If you like alcohol cleaning, we recommend Alcohol-Enhanced Flux Remover – ProClean™ (#MCC-PRO) which is a blend of three alcohols. It offers stronger cleaning than IPA with an improved safety rating of 568 ppm.
The No-Clean Flux Remover – VeriClean™ (#MCC-DC1) has a TLV of 200 ppm which sounds a bit on the low side, but in this case the TLV doesn’t tell the whole story. VeriClean™ is a remarkable solvent, based on siloxanes, and it is highly effective on most “no clean” fluxes and pastes. It is unique in that the raw material is quartz, also known as sand. (Yep, we mean S-A-N-D, as in high tide, sunburn and beach blanket bingo.) As for safety, the SDS sheet for the raw material says “No first aid should be required.” You don’t get much safer than that.
The nonflammable choices improve on worker safety even more. Choices like the General Purpose Flux Remover (#MCC-FRC), Heavy Duty Flux Remover – SuprClean™ (#MCC- SPR), the Lead-Free Flux Remover – PowerClean™ (#MCC-PW2) and so on) have very good toxicity ratings. Most of them have assigned TLV ratings in the range of 200 ppm. But in addition to being relatively safe they also are nonflammable. They dry quickly, have very little odor, have excellent materials compatibility profiles and some of them are azeotropes and so they can be used in heated cleaning systems.
Specific details about each product and its toxicity ratings can be found on every product specification sheet and in every safety data sheet (SDS) as published in this site.
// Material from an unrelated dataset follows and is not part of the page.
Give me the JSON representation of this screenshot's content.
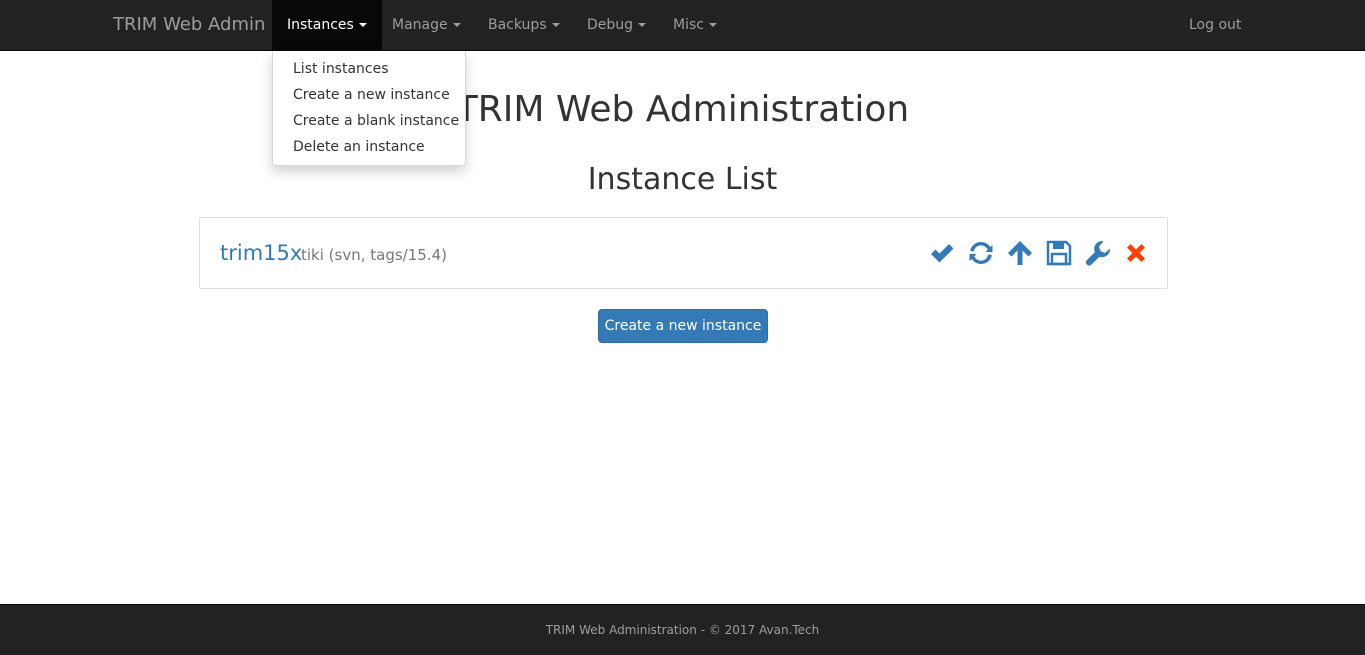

MicroCare also recommends companies improve safety by improving the cleaning processes. This means to create a workplace environment where people use less solvent. MicroCare recommends using the TriggerGrip™ dispenser. in detailed field trials, the TriggerGrip™ dispensing system kept solvent vapors down to about 15 ppm, which improves worker safety. With the TriggerGrip™ dispensing system you will always use less solvent, get less on your hands, less in your lungs and less in your eyes. In this case, less is more — much, much more.